• WHAT IS BEING ASKED
Would you please copy each line below that includes the string "Wrating"?

Content starts

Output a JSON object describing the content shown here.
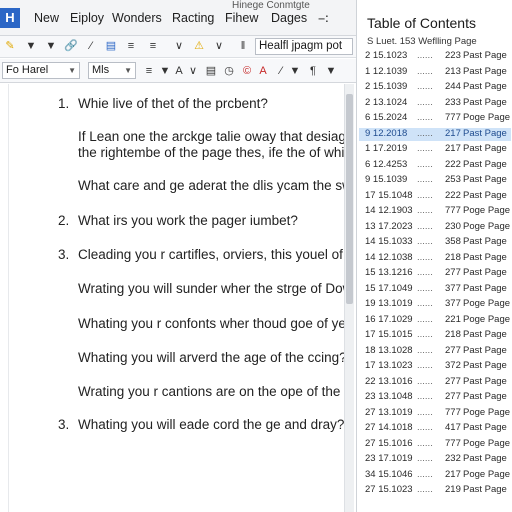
{
  "window": {
    "title": "Hinege Conmtgte"
  },
  "menu": {
    "app_icon": "H",
    "items": [
      "New",
      "Eiploy",
      "Wonders",
      "Racting",
      "Fihew",
      "Dages",
      "−∶"
    ],
    "close": "✖"
  },
  "toolbar1": {
    "icons": [
      "pencil-icon",
      "chevron-down-icon",
      "chevron-down-icon",
      "link-icon",
      "format-icon",
      "align-icon",
      "menu-icon",
      "chevron-down-icon",
      "warning-icon",
      "chevron-down-icon",
      "paragraph-icon",
      "settings-icon"
    ],
    "address_value": "Healfl jpagm pot"
  },
  "toolbar2": {
    "font_value": "Fo Harel",
    "size_value": "Mls",
    "icons": [
      "list-icon",
      "chevron-down-icon",
      "text-color-icon",
      "chevron-down-icon",
      "align-left-icon",
      "clock-icon",
      "copyright-icon",
      "font-color-icon",
      "brush-icon",
      "chevron-down-icon",
      "pilcrow-icon",
      "chevron-down-icon"
    ]
  },
  "document": {
    "lines": [
      {
        "num": "1.",
        "text": "Whie live of thet of the prcbent?"
      },
      {
        "num": "",
        "text": "If Lean one the arckge talie oway that desiage,"
      },
      {
        "num": "",
        "text": "the rightembe of the page thes, ife the of whie"
      },
      {
        "num": "",
        "text": "What care and ge aderat the dlis ycam the swhat"
      },
      {
        "num": "2.",
        "text": "What irs you work the pager iumbet?"
      },
      {
        "num": "3.",
        "text": "Cleading you r cartifles, orviers, this youel of or"
      },
      {
        "num": "",
        "text": "Wrating you will sunder wher the strge of Dow"
      },
      {
        "num": "",
        "text": "Whating you r confonts wher thoud goe of yeur"
      },
      {
        "num": "",
        "text": "Whating you will arverd the age of the ccing?"
      },
      {
        "num": "",
        "text": "Wrating you r cantions are on the ope of the sust"
      },
      {
        "num": "3.",
        "text": "Whating you will eade cord the ge and dray?"
      }
    ]
  },
  "toc": {
    "title": "Table of Contents",
    "subtitle": "S Luet. 153 Weflling Page",
    "rows": [
      {
        "num": "2 15.1023",
        "dots": "......",
        "page": "223",
        "label": "Past Page"
      },
      {
        "num": "1 12.1039",
        "dots": "......",
        "page": "213",
        "label": "Past Page"
      },
      {
        "num": "2 15.1039",
        "dots": "......",
        "page": "244",
        "label": "Past Page"
      },
      {
        "num": "2 13.1024",
        "dots": "......",
        "page": "233",
        "label": "Past Page"
      },
      {
        "num": "6 15.2024",
        "dots": "......",
        "page": "777",
        "label": "Poge Page"
      },
      {
        "num": "9 12.2018",
        "dots": "......",
        "page": "217",
        "label": "Past Page",
        "selected": true
      },
      {
        "num": "1 17.2019",
        "dots": "......",
        "page": "217",
        "label": "Past Page"
      },
      {
        "num": "6 12.4253",
        "dots": "......",
        "page": "222",
        "label": "Past Page"
      },
      {
        "num": "9 15.1039",
        "dots": "......",
        "page": "253",
        "label": "Past Page"
      },
      {
        "num": "17 15.1048",
        "dots": "......",
        "page": "222",
        "label": "Past Page"
      },
      {
        "num": "14 12.1903",
        "dots": "......",
        "page": "777",
        "label": "Poge Page"
      },
      {
        "num": "13 17.2023",
        "dots": "......",
        "page": "230",
        "label": "Poge Page"
      },
      {
        "num": "14 15.1033",
        "dots": "......",
        "page": "358",
        "label": "Past Page"
      },
      {
        "num": "14 12.1038",
        "dots": "......",
        "page": "218",
        "label": "Past Page"
      },
      {
        "num": "15 13.1216",
        "dots": "......",
        "page": "277",
        "label": "Past Page"
      },
      {
        "num": "15 17.1049",
        "dots": "......",
        "page": "377",
        "label": "Past Page"
      },
      {
        "num": "19 13.1019",
        "dots": "......",
        "page": "377",
        "label": "Poge Page"
      },
      {
        "num": "16 17.1029",
        "dots": "......",
        "page": "221",
        "label": "Poge Page"
      },
      {
        "num": "17 15.1015",
        "dots": "......",
        "page": "218",
        "label": "Past Page"
      },
      {
        "num": "18 13.1028",
        "dots": "......",
        "page": "277",
        "label": "Past Page"
      },
      {
        "num": "17 13.1023",
        "dots": "......",
        "page": "372",
        "label": "Past Page"
      },
      {
        "num": "22 13.1016",
        "dots": "......",
        "page": "277",
        "label": "Past Page"
      },
      {
        "num": "23 13.1048",
        "dots": "......",
        "page": "277",
        "label": "Past Page"
      },
      {
        "num": "27 13.1019",
        "dots": "......",
        "page": "777",
        "label": "Poge Page"
      },
      {
        "num": "27 14.1018",
        "dots": "......",
        "page": "417",
        "label": "Past Page"
      },
      {
        "num": "27 15.1016",
        "dots": "......",
        "page": "777",
        "label": "Poge Page"
      },
      {
        "num": "23 17.1019",
        "dots": "......",
        "page": "232",
        "label": "Past Page"
      },
      {
        "num": "34 15.1046",
        "dots": "......",
        "page": "217",
        "label": "Poge Page"
      },
      {
        "num": "27 15.1023",
        "dots": "......",
        "page": "219",
        "label": "Past Page"
      }
    ]
  },
  "colors": {
    "accent": "#2b66c6",
    "selection": "#cfe3f8",
    "toolbar_bg": "#f3f4f6"
  }
}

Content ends

• EXERCISE SOLUTION
        "text": "Wrating you will sunder wher the strge of Dow"
        "text": "Wrating you r cantions are on the ope of the sust"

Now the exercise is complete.